The Western Grey Kangaroo (Macropus fuliginosus) is very similar to the Eastern Grey Kangaroo (Macropus giganteus) and was considered to be the same species for over 100 years. Of the differences between them, the most obvious is their fur color, the western greys being much darker and brown in color, whilst the eastern greys are in fact, more grey. The eastern grey is also slightly larger (reaching close to 2 metres in height), although not much larger than the westerns. Mature males of both species are noticeably bigger than the females.
The western grey's territory extends from the west coast of WA, right across the southern part of the continent into western NSW, Victoria and southwestern Queensland, preferring the more arid zones. Interestingly all the kangaroos on its namesake, Kangaroo Island in SA, are western greys. Eastern greys occupy parts of Tasmania to northeastern Queensland and just entering eastern SA, preferring the higher rainfall regions (above 250 mm a year).
The eastern and western grey kangaroo territories actually overlap in SA, NSW and Qld, but they are not known to interbreed (although in captivity they can). Other obvious differences is in their behaviour, with the western greys keeping to small family groups, whilst the easterns often collect in large mobs of both genders and different ancestry.
By hopping, rather than running on four legs, the kangaroos have actually developed a very efficient means of locomotion. To hop faster, the kangaroo simply maintains a similar number of hops per minute, but simply increases its stride, also it recycles up to 70% of the energy used, we on the other hand can only recycle around 20%, so they can maintain high speeds for lengthy periods. I have clocked grey roos effortlessly doing 45 kilometres per hour over several kilometres. Yet another advantage of hopping is it aids breathing; when landing air is expelled from the lungs and when jumping, air is automatically drawn into the mouth. So kangaroos are very well adapted to living in open semi-arid rangeland, grasslands or open woodlands.
From time to time there is speculation that the grey kangaroo is endangered; this is certainly not the case as both species occur in their multi-millions. However, the eastern grey kangaroo although still very numerous are probably less so due to their grazing areas being utilised for farming activities, but they are far from being a threatened species and can occur in plague proportions in favoured undisturbed habitats.
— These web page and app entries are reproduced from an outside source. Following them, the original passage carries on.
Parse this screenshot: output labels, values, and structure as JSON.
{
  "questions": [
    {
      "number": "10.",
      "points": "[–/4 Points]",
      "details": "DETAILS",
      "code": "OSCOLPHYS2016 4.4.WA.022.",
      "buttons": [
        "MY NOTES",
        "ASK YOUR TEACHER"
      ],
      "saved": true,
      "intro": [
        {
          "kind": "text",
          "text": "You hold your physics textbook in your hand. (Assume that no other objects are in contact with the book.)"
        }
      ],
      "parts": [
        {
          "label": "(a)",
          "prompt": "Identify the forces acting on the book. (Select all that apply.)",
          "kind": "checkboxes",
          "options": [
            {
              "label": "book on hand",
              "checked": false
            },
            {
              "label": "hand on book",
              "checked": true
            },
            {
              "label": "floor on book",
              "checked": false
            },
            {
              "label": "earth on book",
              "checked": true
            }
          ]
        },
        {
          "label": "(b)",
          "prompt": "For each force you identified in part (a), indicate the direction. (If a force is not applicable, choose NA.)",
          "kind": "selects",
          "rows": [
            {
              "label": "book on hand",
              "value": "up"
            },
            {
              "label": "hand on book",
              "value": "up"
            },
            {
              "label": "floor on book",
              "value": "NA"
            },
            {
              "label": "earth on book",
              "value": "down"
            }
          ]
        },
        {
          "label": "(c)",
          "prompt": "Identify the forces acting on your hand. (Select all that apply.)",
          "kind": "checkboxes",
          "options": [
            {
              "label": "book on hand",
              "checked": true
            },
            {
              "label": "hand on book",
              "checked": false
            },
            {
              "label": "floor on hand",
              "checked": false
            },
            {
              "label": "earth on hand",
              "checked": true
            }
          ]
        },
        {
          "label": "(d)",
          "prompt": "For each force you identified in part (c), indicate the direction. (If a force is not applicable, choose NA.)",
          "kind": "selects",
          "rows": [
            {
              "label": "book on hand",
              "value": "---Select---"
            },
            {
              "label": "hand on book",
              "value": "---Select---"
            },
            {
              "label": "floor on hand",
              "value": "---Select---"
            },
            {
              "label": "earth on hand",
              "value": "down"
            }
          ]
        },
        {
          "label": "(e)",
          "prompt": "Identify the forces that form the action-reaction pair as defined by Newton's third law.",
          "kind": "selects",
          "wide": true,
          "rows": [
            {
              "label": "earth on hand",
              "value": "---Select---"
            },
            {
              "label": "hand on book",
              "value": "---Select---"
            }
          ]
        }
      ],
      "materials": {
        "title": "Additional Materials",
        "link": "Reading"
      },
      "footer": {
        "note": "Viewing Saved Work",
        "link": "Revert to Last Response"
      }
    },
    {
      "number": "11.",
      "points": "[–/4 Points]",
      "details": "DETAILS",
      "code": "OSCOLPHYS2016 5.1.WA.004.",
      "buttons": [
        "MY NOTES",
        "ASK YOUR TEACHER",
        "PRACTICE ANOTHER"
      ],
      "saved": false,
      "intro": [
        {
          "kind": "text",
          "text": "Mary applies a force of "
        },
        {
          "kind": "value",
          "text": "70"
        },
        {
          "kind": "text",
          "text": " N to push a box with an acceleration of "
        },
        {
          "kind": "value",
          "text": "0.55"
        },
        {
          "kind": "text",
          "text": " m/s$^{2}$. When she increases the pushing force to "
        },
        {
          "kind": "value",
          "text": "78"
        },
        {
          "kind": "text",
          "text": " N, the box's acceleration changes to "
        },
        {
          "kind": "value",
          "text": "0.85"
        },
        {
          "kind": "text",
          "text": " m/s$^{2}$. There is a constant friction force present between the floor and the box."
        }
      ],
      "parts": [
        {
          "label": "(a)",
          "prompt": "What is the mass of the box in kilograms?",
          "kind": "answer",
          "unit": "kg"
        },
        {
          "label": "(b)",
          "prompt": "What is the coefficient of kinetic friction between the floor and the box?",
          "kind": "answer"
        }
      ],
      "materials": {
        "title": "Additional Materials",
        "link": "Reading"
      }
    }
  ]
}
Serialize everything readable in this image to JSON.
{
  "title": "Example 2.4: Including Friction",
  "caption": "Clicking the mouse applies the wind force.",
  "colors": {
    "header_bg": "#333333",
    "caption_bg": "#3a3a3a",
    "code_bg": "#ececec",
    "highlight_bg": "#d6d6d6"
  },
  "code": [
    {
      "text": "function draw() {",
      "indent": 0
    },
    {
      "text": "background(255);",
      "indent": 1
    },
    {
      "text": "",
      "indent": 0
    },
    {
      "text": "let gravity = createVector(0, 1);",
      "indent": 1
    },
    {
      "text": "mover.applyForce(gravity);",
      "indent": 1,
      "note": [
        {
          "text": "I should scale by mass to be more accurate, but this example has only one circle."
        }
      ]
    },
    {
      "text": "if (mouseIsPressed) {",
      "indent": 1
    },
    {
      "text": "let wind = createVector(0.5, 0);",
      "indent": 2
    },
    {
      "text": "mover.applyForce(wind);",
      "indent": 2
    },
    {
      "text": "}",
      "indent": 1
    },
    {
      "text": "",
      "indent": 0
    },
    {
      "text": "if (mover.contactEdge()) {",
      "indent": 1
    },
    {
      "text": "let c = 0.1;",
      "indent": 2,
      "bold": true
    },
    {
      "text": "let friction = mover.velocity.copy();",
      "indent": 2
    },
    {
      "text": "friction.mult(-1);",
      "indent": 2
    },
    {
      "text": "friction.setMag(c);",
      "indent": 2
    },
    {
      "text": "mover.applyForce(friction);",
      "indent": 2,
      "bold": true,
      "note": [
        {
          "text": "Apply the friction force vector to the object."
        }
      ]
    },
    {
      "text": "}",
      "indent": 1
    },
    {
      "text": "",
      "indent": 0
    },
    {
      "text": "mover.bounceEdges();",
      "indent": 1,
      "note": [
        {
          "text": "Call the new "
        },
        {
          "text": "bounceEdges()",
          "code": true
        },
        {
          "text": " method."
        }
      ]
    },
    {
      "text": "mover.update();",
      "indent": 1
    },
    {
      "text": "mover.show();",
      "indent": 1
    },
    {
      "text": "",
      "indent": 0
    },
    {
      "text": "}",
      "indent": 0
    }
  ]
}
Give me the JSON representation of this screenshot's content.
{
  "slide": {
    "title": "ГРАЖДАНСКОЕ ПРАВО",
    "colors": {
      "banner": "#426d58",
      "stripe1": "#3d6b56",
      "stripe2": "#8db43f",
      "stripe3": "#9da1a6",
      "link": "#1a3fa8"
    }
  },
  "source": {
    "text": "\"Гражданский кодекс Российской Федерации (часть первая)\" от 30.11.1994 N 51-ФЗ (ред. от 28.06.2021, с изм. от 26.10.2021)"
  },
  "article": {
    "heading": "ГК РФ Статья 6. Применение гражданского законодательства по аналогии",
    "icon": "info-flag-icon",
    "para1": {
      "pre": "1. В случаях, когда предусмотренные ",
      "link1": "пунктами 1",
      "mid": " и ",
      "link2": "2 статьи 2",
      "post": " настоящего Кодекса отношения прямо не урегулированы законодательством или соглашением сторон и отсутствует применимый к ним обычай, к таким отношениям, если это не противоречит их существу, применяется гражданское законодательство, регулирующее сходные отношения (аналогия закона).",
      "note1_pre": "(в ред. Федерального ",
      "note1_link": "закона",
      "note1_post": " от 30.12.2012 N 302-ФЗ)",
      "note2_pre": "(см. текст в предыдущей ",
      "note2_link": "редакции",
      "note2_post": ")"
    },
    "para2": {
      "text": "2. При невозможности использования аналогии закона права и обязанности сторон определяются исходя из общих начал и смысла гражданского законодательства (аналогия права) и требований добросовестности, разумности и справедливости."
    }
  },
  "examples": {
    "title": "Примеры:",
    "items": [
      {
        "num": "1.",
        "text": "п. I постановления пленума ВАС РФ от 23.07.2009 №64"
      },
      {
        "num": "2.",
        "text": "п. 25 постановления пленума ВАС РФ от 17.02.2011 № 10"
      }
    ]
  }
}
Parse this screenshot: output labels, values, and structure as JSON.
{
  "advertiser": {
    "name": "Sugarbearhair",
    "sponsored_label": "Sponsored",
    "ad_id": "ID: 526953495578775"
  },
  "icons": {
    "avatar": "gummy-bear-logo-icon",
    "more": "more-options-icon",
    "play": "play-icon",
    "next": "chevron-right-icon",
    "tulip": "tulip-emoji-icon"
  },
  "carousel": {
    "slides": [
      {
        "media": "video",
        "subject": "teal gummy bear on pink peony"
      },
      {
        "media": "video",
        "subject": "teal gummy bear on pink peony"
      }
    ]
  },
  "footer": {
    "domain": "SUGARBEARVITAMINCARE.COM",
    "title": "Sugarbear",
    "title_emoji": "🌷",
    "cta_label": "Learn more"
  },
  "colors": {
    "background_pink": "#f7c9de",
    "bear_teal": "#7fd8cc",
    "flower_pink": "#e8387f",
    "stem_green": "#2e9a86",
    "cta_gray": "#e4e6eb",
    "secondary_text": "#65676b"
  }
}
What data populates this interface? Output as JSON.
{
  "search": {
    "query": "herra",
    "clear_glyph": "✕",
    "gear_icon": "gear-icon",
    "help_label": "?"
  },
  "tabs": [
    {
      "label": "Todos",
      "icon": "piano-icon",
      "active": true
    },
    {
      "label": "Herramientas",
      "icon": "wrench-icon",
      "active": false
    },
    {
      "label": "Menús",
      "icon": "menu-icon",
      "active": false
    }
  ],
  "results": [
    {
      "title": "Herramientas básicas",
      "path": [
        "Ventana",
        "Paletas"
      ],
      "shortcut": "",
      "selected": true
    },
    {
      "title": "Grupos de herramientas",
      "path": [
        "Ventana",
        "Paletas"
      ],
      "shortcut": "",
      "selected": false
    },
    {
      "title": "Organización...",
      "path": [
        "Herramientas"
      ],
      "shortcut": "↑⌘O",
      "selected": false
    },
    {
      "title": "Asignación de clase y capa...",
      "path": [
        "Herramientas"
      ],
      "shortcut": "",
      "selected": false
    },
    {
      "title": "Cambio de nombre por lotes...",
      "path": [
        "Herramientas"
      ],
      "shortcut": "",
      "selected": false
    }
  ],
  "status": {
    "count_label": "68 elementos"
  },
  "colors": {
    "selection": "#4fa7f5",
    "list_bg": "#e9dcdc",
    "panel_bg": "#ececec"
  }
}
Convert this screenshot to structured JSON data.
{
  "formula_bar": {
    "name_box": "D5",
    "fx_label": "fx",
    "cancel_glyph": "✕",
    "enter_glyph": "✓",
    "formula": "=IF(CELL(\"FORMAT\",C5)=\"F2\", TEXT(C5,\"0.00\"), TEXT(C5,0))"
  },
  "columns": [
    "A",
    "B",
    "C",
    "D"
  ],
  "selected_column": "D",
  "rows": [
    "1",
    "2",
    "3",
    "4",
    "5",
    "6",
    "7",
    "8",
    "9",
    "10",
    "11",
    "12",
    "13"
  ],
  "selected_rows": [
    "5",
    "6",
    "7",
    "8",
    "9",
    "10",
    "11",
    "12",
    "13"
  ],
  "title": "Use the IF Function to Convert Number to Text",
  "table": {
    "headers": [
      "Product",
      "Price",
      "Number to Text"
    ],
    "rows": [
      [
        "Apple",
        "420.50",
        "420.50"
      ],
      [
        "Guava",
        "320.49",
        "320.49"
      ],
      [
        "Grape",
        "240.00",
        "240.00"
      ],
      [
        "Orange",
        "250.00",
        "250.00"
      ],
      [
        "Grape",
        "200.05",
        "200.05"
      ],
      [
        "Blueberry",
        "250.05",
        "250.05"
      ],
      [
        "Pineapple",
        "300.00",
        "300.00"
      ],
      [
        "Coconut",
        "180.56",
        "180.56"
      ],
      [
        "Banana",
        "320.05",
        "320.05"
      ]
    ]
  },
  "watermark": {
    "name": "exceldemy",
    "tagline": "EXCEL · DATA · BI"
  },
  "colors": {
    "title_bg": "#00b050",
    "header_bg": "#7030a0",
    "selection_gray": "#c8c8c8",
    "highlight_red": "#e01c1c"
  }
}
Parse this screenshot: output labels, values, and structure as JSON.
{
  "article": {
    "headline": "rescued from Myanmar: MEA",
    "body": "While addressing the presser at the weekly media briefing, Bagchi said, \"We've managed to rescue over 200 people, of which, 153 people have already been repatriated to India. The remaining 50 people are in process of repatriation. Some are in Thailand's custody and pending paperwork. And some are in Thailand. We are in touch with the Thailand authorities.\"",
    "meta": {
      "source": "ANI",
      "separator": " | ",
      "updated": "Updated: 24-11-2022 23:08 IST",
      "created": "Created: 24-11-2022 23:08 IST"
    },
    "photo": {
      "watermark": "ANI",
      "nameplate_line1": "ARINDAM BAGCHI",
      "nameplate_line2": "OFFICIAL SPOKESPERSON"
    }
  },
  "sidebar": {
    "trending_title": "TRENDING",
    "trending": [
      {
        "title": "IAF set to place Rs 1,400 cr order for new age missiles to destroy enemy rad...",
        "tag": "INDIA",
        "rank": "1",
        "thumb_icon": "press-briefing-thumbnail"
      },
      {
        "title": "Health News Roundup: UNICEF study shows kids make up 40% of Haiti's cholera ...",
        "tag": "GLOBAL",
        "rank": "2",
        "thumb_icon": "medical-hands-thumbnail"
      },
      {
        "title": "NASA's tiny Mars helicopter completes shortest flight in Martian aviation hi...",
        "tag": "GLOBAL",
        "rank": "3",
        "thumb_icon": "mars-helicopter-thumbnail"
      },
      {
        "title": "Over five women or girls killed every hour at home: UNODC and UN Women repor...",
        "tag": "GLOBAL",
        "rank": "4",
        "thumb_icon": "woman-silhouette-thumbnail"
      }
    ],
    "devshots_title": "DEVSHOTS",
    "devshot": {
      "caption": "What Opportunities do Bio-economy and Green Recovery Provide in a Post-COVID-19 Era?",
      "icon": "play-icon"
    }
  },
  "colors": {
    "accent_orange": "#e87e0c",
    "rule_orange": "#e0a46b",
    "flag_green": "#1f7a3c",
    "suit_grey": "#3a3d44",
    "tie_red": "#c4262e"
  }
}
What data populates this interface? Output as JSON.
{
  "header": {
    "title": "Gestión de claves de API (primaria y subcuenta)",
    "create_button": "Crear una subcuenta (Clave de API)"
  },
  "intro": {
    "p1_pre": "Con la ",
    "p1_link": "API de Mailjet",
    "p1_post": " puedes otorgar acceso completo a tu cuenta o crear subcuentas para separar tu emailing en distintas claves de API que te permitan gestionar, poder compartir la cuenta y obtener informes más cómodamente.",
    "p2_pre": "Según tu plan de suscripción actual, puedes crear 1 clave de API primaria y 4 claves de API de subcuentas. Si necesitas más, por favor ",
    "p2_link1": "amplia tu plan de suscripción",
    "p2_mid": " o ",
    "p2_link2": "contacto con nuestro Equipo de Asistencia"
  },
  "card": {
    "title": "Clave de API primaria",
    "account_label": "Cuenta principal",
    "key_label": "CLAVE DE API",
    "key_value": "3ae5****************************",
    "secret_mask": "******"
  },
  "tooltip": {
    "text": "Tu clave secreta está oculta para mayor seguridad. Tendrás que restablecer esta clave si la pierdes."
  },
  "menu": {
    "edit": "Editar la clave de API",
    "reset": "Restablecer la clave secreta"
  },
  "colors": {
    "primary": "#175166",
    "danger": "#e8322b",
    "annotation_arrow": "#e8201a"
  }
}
Still, I think we are very fortunate to have such a large uniquely Australian animal that can survive in most bush habitats and often in close proximity to human occupation. These kangaroos are so common that many people have a very indifferent attitude toward them and often consider them vermin, nevertheless we and the world would be worse off without them and we should cherish and foster their well-being.